Last year’s effort was a disaster. I do realize these kids are college freshmen, but I was surprised at what a mess the presentations were. I decided it was probably my fault: they weren’t prepared and needed more guidance.
This year, I gave each group a sheet where I laid out what I wanted them to cover, how to break it up, and a couple starting points for doing their research. I figured it was bound to go better than last year. I was partially right. Some of the groups did an excellent job on their presentation. The groups that didn’t at least included some of what I wanted.
However, I’d say that the class really didn’t get much more out of this year’s presentation than last year. This leaves me wondering if I should scrap this approach to the project. However, I’d really like the students to have a better idea of what sort of areas they’re interested in when we start looking at schedules and they begin picking electives. I’m contemplating just giving them a list of web pages covered each subfield and having them write up a summary of their favorite two.
There are some rather practical implications in dealing with the problem this way.
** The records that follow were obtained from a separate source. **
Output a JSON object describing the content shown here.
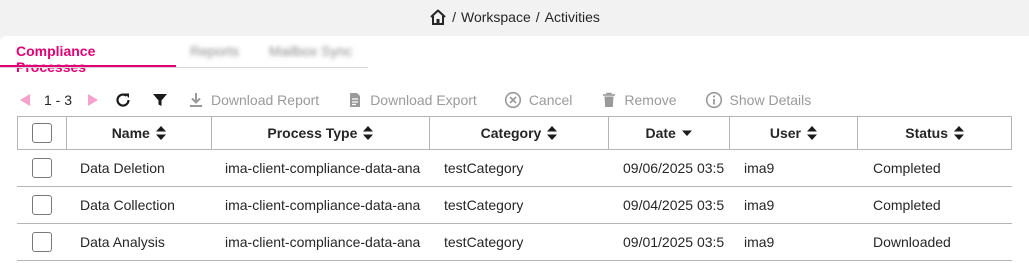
{
  "breadcrumb": {
    "icon": "home-icon",
    "separator": "/",
    "items": [
      "Workspace",
      "Activities"
    ]
  },
  "tabs": [
    {
      "label": "Compliance Processes",
      "active": true
    },
    {
      "label": "Reports",
      "active": false
    },
    {
      "label": "Mailbox Sync",
      "active": false
    }
  ],
  "toolbar": {
    "page_range": "1 - 3",
    "download_report": "Download Report",
    "download_export": "Download Export",
    "cancel": "Cancel",
    "remove": "Remove",
    "show_details": "Show Details"
  },
  "table": {
    "columns": [
      "Name",
      "Process Type",
      "Category",
      "Date",
      "User",
      "Status"
    ],
    "rows": [
      {
        "name": "Data Deletion",
        "process_type": "ima-client-compliance-data-ana",
        "category": "testCategory",
        "date": "09/06/2025 03:5",
        "user": "ima9",
        "status": "Completed"
      },
      {
        "name": "Data Collection",
        "process_type": "ima-client-compliance-data-ana",
        "category": "testCategory",
        "date": "09/04/2025 03:5",
        "user": "ima9",
        "status": "Completed"
      },
      {
        "name": "Data Analysis",
        "process_type": "ima-client-compliance-data-ana",
        "category": "testCategory",
        "date": "09/01/2025 03:5",
        "user": "ima9",
        "status": "Downloaded"
      }
    ]
  },
  "colors": {
    "accent": "#e20074",
    "accent_light": "#f7a1cd",
    "disabled": "#9a9a9a",
    "border": "#b5b5b5"
  }
}
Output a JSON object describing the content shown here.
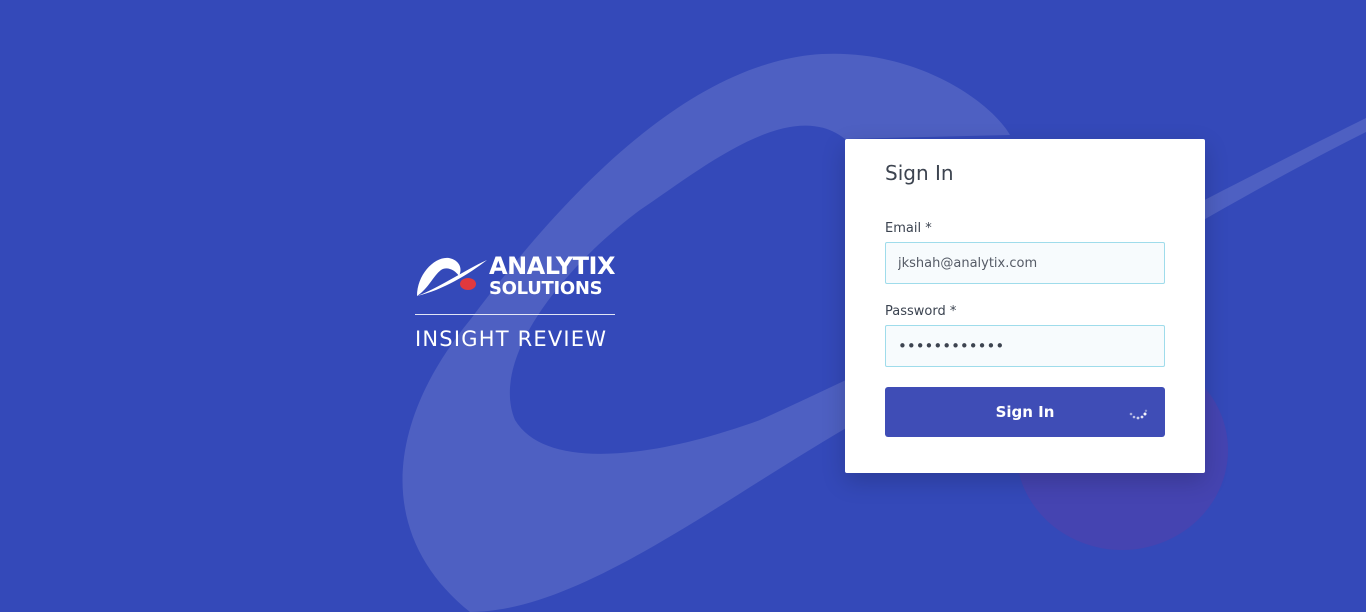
{
  "brand": {
    "logo_line1": "ANALYTIX",
    "logo_line2": "SOLUTIONS",
    "product_name": "INSIGHT REVIEW"
  },
  "signin": {
    "title": "Sign In",
    "email_label": "Email *",
    "email_value": "jkshah@analytix.com",
    "password_label": "Password *",
    "password_value": "••••••••••••",
    "button_label": "Sign In",
    "loading": true
  },
  "colors": {
    "background": "#3449b9",
    "button": "#3f4db6",
    "input_border": "#9fdceb",
    "logo_accent": "#e0393e"
  },
  "icons": [
    "analytix-logo-icon",
    "loading-spinner-icon"
  ]
}
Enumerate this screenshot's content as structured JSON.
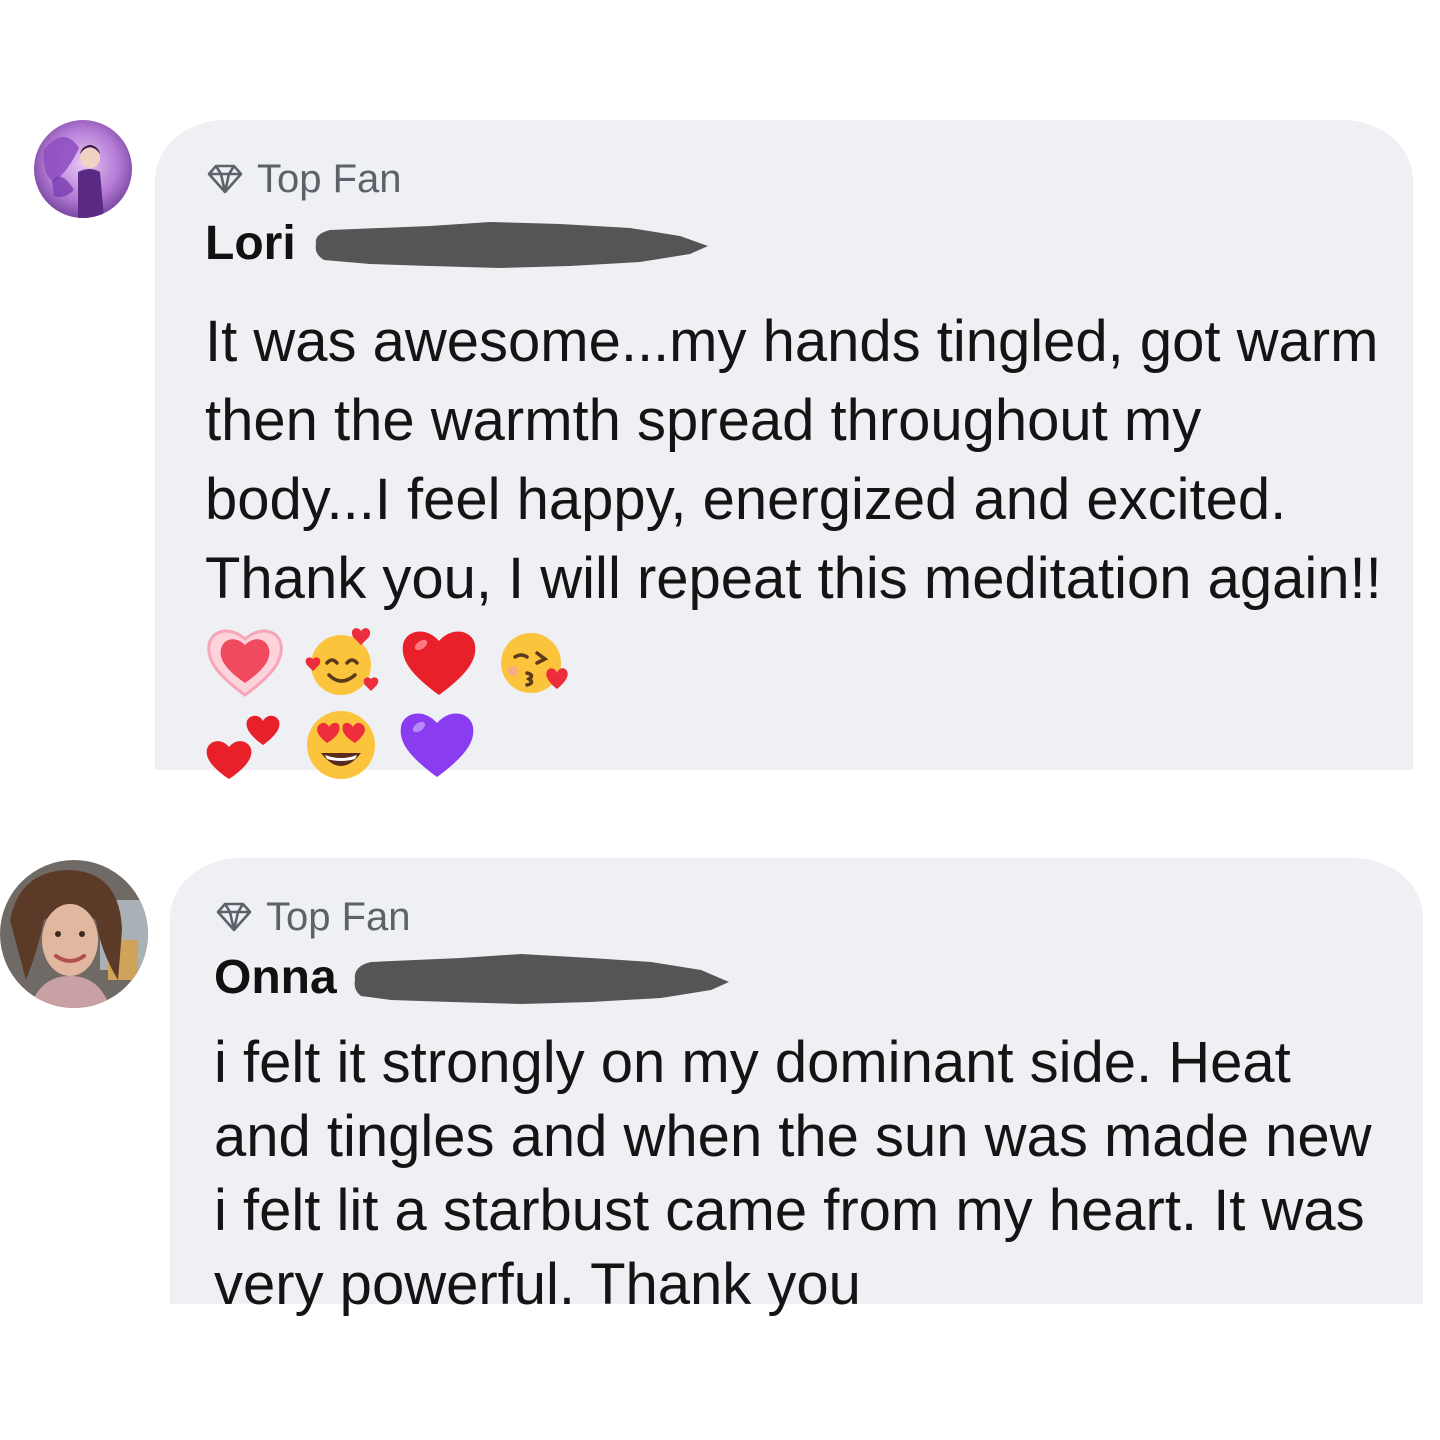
{
  "comments": [
    {
      "badge": "Top Fan",
      "author": "Lori",
      "text": "It was awesome...my hands tingled, got warm then the warmth spread throughout my body...I feel happy, energized and excited. Thank you, I will repeat this meditation again!!",
      "emojis": [
        "sparkling-heart",
        "smiling-face-with-hearts",
        "red-heart",
        "face-blowing-kiss",
        "two-hearts",
        "heart-eyes",
        "purple-heart"
      ]
    },
    {
      "badge": "Top Fan",
      "author": "Onna",
      "text": "i felt it strongly on my dominant side. Heat and tingles and when the sun was made new i felt lit a starbust came from my heart. It was very powerful. Thank you"
    }
  ]
}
First, it means more grading for me. Second, it effectively eliminates two class periods worth of activities for me, and I’m not sure that I want to add anything in to replace them. I’m not a fan of filling up space just because, but when your class meets once a week 16 weeks, two weeks can have an impact. Finally, how can I be sure they are exposed to all of them and not just the first one that looks cool?
I hope that, if nothing else, the students are getting the idea of how frustrating it can be to watch someone else give a bad presentation.